Autumn is one of the best times of year to come and view the aspen woodland on the east shore of Loch Kinord. The trees make an impressive sight as their trembling leaves turn a brilliant yellow, contrasting wonderfully with the wintery grey skies which we are experiencing.
The aspen woodland here is one of the biggest in Scotland. Although important in itself, the woodland provides habitat for many other species such as the aspen hover fly and aspen bristle moss. The bristle moss, a Red Data Book species, was once thought to be extinct in Scotland. It is only found in two other locations, in much smaller numbers. The aspen hoverfly is one of several rare fly species which depend on dead aspen wood as the fly larvae live under the rotting bark and feed on bacteria from the decaying sap.
Aspen leaves are borne on long, laterally flattened stalks and so catch easily on the wind. It is this property which gives aspen its characteristic trembling appearance, and its Latin name Populus tremula.
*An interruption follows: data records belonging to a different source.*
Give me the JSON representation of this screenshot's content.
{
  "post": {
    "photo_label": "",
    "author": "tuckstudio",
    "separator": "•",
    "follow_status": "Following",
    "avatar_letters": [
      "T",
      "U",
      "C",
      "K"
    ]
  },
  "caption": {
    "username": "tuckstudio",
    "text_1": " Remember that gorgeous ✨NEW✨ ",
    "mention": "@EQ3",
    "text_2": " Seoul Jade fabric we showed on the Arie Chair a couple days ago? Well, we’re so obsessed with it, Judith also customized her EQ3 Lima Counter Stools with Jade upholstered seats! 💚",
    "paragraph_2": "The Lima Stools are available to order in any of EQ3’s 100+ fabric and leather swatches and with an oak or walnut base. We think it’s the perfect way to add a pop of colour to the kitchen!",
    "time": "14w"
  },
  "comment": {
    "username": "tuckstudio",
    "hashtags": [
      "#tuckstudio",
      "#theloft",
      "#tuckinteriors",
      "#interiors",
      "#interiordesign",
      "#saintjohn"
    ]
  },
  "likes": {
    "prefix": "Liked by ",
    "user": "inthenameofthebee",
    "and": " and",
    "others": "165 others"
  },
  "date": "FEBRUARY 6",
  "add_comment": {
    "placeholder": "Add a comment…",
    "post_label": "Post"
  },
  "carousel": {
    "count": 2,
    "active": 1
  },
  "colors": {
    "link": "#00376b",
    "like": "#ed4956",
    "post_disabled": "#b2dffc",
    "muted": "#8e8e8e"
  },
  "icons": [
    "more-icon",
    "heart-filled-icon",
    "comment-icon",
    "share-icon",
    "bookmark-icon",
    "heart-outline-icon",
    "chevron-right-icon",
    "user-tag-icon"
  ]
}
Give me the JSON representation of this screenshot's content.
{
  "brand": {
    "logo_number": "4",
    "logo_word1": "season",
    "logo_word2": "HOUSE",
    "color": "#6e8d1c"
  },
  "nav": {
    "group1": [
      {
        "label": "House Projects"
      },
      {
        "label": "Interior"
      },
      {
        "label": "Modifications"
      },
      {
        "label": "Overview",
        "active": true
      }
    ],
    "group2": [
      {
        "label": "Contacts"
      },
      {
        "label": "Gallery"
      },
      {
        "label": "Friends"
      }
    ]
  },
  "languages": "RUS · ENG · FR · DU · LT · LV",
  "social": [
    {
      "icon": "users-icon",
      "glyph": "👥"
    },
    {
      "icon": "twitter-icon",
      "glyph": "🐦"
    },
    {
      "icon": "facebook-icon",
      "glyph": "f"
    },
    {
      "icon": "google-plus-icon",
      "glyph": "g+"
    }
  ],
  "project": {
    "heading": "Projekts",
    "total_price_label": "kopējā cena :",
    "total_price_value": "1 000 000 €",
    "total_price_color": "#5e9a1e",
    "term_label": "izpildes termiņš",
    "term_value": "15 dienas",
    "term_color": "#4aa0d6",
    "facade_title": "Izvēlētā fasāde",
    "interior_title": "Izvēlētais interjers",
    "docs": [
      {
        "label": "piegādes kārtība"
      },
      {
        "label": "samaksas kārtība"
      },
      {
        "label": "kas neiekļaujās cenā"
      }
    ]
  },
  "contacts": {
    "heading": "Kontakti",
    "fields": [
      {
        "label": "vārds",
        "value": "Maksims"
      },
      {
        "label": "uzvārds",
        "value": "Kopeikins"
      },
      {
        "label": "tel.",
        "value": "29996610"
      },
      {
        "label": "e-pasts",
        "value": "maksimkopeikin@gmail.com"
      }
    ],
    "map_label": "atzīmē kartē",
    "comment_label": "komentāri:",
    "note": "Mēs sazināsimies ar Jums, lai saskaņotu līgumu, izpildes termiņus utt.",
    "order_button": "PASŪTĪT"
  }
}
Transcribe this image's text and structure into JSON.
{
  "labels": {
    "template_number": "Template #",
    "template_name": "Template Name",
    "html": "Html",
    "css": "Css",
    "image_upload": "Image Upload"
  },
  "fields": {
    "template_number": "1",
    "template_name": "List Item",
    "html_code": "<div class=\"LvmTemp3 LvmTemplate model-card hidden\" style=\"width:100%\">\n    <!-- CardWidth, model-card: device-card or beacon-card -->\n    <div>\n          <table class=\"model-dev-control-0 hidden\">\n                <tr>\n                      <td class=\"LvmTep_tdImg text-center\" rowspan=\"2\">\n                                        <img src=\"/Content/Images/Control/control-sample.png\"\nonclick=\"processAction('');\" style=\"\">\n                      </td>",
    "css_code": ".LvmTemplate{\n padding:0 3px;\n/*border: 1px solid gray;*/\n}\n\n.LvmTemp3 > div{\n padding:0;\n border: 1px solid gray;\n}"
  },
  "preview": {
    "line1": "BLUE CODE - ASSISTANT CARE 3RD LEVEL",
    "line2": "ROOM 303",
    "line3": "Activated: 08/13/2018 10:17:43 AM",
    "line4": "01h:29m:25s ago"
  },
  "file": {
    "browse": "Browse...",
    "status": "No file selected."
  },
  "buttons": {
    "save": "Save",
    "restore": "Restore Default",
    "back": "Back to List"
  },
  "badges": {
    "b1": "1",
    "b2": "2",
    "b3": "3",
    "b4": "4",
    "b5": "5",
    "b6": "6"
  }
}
The trembling leaves are also the inspiration for the folklore surrounding aspen. Early Scots believed it was a magical tree, perhaps because the rustling leaves sound like the whispering of spirits. In the Highlands it was considered a taboo to use the wood in the making of agricultural or fishing implements. In Christianity it is seen as a tree of mourning and sadness. Apparently aspen was used to make the crucifix which Jesus was hanged on so the tree shivers in shame.